For once ”flaming” June actually flamed, and so did most of July. The weather men on television saw their predictions come true not once but for weeks at a time. We have all had to work out what 30ᵒC means in old money. And then there was the World Cup, with football not only taking over the centre stage but the England team doing surprisingly well.
For once anyone selling food and drink saw sales rise sharply. Which brings us to the strange phenomenon that is synchronised beer throwing. 26 million viewers watched England’s progress and huge crowds gathered in every available open space (providing there was a bar). Then madness took control, whenever England scored a goal or gleaned a penalty everyone threw the contents of their glasses up in the air.
Beer flinging has become the 21st Century equivalent of those Victorian worthies who threw their hats in the air to mark any significant sporting triumph. But whilst the Victorians got their hats back, once the beer has taken flight it’s gone and presumably you have to buy another pint in readiness for the next high point in the game.
Some drink sellers toe a more cynical line, they do not care whether the beer is drunk or merely thrown up in the air – a sale is a sale and what customers do with the beer they have queued for is their business.
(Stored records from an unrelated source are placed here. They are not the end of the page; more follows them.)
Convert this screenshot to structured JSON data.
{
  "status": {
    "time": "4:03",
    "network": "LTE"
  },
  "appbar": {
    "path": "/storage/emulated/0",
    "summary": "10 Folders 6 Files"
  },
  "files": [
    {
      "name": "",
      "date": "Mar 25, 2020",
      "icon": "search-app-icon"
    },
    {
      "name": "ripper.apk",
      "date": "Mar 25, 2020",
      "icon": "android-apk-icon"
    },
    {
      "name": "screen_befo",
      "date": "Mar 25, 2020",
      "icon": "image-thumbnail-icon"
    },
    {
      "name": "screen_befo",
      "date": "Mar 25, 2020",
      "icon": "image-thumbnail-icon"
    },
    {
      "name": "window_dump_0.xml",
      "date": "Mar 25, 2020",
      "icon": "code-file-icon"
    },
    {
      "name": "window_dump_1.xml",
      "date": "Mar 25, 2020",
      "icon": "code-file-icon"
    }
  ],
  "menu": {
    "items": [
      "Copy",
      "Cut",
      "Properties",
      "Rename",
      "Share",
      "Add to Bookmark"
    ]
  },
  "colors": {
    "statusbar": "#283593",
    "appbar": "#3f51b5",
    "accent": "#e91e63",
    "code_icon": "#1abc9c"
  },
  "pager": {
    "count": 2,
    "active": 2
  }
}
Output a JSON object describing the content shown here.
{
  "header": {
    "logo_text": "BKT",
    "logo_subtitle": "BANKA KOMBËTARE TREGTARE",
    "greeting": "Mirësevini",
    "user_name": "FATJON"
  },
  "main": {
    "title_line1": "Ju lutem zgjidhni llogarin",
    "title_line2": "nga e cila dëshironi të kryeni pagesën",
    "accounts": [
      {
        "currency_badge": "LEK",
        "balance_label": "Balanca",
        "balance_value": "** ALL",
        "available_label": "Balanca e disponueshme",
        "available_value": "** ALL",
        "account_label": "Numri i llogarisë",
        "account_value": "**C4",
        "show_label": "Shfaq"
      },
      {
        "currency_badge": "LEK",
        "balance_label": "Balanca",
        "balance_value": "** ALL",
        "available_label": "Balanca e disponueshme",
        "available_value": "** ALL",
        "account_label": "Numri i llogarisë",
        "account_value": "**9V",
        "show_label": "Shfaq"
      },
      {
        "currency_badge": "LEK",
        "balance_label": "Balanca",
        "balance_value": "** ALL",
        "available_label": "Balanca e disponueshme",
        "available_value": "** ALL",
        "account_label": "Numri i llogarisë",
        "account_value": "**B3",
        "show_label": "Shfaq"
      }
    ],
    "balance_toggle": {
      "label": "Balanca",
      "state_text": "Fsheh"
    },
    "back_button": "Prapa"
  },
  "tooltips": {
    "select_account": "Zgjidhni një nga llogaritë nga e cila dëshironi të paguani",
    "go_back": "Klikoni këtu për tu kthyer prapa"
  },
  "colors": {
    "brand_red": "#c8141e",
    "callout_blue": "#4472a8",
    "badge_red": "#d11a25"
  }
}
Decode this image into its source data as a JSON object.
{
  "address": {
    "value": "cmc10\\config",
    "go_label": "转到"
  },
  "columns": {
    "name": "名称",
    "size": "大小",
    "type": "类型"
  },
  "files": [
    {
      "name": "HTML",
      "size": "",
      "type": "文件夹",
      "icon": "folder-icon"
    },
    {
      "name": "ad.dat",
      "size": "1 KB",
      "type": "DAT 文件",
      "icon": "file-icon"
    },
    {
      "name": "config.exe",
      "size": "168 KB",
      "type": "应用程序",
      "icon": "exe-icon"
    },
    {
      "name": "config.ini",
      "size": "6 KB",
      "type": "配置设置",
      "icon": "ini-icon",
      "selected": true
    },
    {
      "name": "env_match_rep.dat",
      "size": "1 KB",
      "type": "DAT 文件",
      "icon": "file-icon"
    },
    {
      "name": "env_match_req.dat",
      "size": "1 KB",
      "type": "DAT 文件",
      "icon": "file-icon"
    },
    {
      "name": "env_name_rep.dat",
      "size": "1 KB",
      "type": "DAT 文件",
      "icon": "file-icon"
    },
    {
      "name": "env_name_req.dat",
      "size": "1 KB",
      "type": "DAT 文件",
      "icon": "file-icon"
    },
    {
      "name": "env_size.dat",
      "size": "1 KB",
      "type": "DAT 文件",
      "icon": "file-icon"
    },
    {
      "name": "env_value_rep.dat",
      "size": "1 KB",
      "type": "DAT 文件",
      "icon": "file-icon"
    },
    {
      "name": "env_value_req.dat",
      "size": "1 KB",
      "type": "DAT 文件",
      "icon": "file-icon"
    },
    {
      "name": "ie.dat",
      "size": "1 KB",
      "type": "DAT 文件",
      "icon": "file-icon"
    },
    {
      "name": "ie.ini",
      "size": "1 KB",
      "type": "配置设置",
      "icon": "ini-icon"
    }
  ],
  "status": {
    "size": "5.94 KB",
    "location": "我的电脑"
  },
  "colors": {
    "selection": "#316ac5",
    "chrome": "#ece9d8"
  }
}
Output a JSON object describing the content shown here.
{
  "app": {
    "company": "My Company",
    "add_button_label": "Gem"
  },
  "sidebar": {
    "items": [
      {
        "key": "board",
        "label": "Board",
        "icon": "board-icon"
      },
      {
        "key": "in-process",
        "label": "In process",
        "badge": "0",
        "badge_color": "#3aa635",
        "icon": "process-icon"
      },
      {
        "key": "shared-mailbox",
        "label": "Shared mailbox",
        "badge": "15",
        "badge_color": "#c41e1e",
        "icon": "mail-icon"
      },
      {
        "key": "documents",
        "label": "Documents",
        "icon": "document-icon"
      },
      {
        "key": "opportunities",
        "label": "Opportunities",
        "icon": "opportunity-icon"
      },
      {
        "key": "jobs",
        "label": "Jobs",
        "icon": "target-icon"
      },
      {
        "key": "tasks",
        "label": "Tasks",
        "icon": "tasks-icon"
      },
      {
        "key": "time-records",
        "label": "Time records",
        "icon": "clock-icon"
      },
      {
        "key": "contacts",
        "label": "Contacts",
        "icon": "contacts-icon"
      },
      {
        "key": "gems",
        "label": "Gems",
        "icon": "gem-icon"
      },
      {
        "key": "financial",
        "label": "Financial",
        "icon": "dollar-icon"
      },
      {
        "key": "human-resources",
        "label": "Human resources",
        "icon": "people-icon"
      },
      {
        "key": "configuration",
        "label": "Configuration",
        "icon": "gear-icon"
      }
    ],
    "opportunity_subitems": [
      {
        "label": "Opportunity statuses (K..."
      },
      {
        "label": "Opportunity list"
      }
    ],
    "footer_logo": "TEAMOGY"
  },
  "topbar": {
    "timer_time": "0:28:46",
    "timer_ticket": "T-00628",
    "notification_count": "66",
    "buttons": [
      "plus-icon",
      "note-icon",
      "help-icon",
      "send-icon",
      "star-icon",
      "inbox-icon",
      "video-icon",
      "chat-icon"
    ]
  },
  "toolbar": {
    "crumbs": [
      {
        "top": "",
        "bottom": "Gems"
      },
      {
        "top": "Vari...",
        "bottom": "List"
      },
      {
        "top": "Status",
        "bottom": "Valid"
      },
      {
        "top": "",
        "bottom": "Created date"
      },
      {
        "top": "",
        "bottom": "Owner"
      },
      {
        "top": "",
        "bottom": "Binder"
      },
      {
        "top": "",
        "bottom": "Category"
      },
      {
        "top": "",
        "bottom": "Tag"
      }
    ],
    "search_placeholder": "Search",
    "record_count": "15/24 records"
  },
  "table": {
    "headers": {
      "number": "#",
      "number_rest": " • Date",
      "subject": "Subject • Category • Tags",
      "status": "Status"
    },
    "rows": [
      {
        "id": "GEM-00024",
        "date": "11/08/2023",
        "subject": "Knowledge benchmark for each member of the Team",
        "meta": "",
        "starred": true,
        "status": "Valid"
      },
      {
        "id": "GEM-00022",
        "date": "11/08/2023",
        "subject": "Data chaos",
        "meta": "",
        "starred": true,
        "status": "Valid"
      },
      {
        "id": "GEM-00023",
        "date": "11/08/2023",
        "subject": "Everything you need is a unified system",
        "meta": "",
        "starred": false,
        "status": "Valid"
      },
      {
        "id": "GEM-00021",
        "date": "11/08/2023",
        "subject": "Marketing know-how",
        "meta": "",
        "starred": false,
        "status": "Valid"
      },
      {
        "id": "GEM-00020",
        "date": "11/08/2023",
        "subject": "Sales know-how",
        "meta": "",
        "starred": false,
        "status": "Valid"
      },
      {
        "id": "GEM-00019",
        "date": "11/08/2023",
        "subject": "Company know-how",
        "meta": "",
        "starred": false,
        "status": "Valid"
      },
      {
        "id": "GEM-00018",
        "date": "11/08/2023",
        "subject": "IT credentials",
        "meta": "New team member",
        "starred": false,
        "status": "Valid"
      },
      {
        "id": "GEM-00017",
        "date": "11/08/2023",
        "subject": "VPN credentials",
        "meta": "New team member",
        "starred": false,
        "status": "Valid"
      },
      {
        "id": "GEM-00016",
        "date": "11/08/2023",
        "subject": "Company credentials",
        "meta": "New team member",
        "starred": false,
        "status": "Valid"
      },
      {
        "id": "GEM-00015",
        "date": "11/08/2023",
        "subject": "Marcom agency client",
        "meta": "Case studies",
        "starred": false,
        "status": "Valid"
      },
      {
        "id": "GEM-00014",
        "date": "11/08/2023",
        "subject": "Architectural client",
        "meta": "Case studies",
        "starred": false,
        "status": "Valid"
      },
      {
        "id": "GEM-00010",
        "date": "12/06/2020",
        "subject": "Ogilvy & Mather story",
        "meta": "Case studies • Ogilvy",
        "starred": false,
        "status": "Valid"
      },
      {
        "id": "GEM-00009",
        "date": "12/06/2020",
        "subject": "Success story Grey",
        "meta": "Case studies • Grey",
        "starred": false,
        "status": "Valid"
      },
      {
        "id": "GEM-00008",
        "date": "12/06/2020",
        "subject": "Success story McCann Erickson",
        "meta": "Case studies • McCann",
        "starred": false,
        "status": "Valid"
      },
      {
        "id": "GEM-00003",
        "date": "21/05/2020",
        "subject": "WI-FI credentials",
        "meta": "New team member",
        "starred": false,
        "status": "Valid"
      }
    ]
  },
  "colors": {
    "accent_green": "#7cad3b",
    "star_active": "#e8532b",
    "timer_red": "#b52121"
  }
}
Perhaps beer flinging is all a plot funded by laundries and dry cleaners keen to profit from punters who have watched the game from under a bracing beer shower. Or perhaps there is a marketing opportunity?
If customers are not going to drink the beer but merely fling it, this liquid could be alcohol-free. That would save a good deal of tax, better margins. And less attention could be paid to the flavour, cellar conditions and serving temperature of the brew. Thankfully beer flinging is a seasonal pastime it is rather dependent on the weather and mighty though the sales increase was during the football tournament, it would have never been so successful without the prolonged sunny weather that stimulated sales.
The truth is we are silly about the weather, the evidence may be anecdotal but when the mercury rises it seems as if people smile more, drink more and buy more. Hot weather and cheerfulness go hand-in-hand and the traditional British grumbles about the weather are pushed down the conversational batting order.
All of this should be welcomed, we may have to wait several years for football’s World Cup to come around once more, but in the meantime we should celebrate even a few days of good weather. We all have our favourite seasons, May is charming and then there is September which acts as the hinge between summer and autumn and often provides a magnificent Indian summer to change the mood. Just what is needed to lay foundation for pre-Christmas sales.
Not every fad associated with the World Cup has been long lived. Do you remember South Africa and the exasperating, manic drone of the Vuvuzela? Beer flinging also deserves its moment in the spotlight although the need for a friendly nod from the weather gods may well put a crimp in its long term future.